Aachen-Maastricht Institute for Biobased Materials gets to work at Chemelot
The Aachen-Maastricht Institute for Biobased Materials (AMIBM) is getting started at the Brightlands Chemelot Campus. At an on-campus meeting on Wednesday 6 November, the initiators, Maastricht University (UM) and RWTH Aachen University, presented the professors who will be joining the AMIBM project team. It was also announced that the tender for the research equipment had been published. The partnership with the Fraunhofer Institute for Molecular Biology and Applied Ecology (Fraunhofer IME) in Aachen has also been developed further and the future research programmes have been detailed in a strategic plan.
In December 2011, UM and RWTH Aachen University announced their plans to establish the AMIBM. It will be the research hotspot on Brightlands Chemelot Campus for the production, acquisition, refinement and application of high-quality natural materials with new or improved properties, which will be extracted, processed and upgraded from plants or bacteria for medical and technological applications.
AMIBM project team

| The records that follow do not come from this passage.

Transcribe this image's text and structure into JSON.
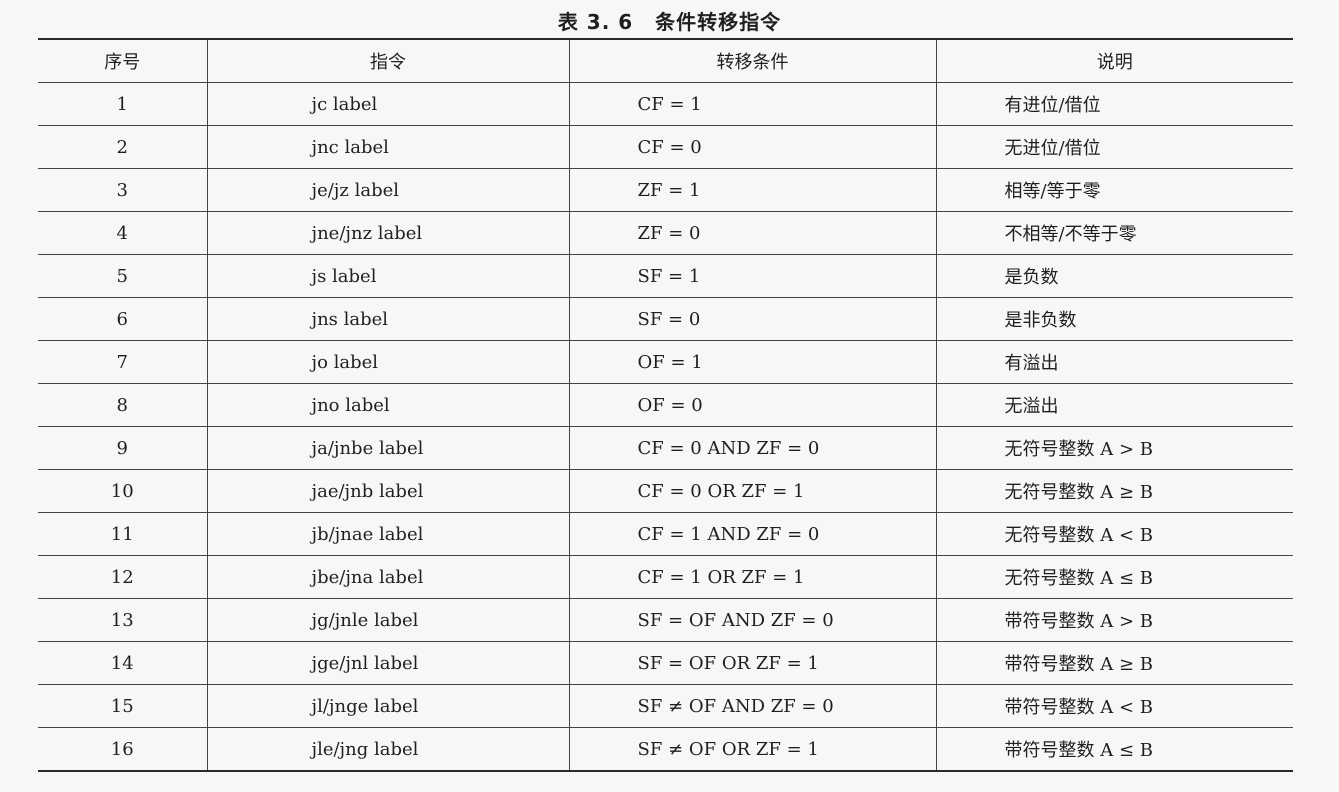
{
  "caption": {
    "number": "表 3. 6",
    "title": "条件转移指令"
  },
  "table": {
    "headers": [
      "序号",
      "指令",
      "转移条件",
      "说明"
    ],
    "rows": [
      [
        "1",
        "jc label",
        "CF = 1",
        "有进位/借位"
      ],
      [
        "2",
        "jnc label",
        "CF = 0",
        "无进位/借位"
      ],
      [
        "3",
        "je/jz label",
        "ZF = 1",
        "相等/等于零"
      ],
      [
        "4",
        "jne/jnz label",
        "ZF = 0",
        "不相等/不等于零"
      ],
      [
        "5",
        "js label",
        "SF = 1",
        "是负数"
      ],
      [
        "6",
        "jns label",
        "SF = 0",
        "是非负数"
      ],
      [
        "7",
        "jo label",
        "OF = 1",
        "有溢出"
      ],
      [
        "8",
        "jno label",
        "OF = 0",
        "无溢出"
      ],
      [
        "9",
        "ja/jnbe label",
        "CF = 0  AND  ZF = 0",
        "无符号整数 A > B"
      ],
      [
        "10",
        "jae/jnb label",
        "CF = 0  OR  ZF = 1",
        "无符号整数 A ≥ B"
      ],
      [
        "11",
        "jb/jnae label",
        "CF = 1  AND  ZF = 0",
        "无符号整数 A < B"
      ],
      [
        "12",
        "jbe/jna label",
        "CF = 1  OR  ZF = 1",
        "无符号整数 A ≤ B"
      ],
      [
        "13",
        "jg/jnle label",
        "SF = OF  AND  ZF = 0",
        "带符号整数 A > B"
      ],
      [
        "14",
        "jge/jnl label",
        "SF = OF  OR  ZF = 1",
        "带符号整数 A ≥ B"
      ],
      [
        "15",
        "jl/jnge label",
        "SF ≠ OF  AND  ZF = 0",
        "带符号整数 A < B"
      ],
      [
        "16",
        "jle/jng label",
        "SF ≠ OF  OR  ZF = 1",
        "带符号整数 A ≤ B"
      ]
    ]
  }
}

UM and RWTH Aachen University have appointed three so called ‘Drehkreuzprofessoren’ for AMIBM at Chemelot: Professor Rainer Fischer (Molecular Biotechnology), Professor Stefan Jockenhövel (Tissue Engineering & Textile Implants) and Professor Sanjay Rastogi (Polymer Physics). Together with their teams, they will be conducting unique research that adds to the research already taking place in Maastricht and Aachen. These professors can also bring companies at Chemelot into contact with relevant research partners in Aachen or Maastricht. This means that the campus provides direct access to the enormous supply of research capacity and facilities available at the two universities.
Unique research equipment
An installation will be built for the AMIBM research that can ‘spin’ biopolymers into fibres: polymers are placed in solution but are not melted as per the usual procedure, which often requires high temperatures that can damage the biopolymers. The machine can make bicomponent fibres, combining the properties of two materials into one single fibre. The installation can also coat the produced fibres to add new properties. The fibres are sprayed under ‘GMP conditions’ (General Medical Practice) to make them suitable for clinical applications, such as implants. The European tender for the purchase of this installation has recently been published; once a supplier has been selected, it will take about ten months before the machine is fully operational.
The partnership with RWTH Aachen University is organised through a number of its large institutes: the Institute of Textile Technology (ITA) and the Fraunhofer IME. The expertise of Fraunhofer IME is aimed at refining plants or bacteria that can produce high-quality biomaterials. They will also contribute to UM’s new Master of Science programme and will also play an active role in building a strong link with Greenport Venlo.
AMIBM is one of the Kennis-As Limburg initiative projects. The research infrastructure and collaboration with the business world tie graduates to the region and create an attractive business climate for companies. The biobased products and processes that AMIBM develops will find applications in the medical, technical and consumer sectors, and thereby have great societal value. Finally, AMIBM will contribute to creating regional jobs: the ambition is to offer 66 fte of direct employment for knowledge workers in 2021.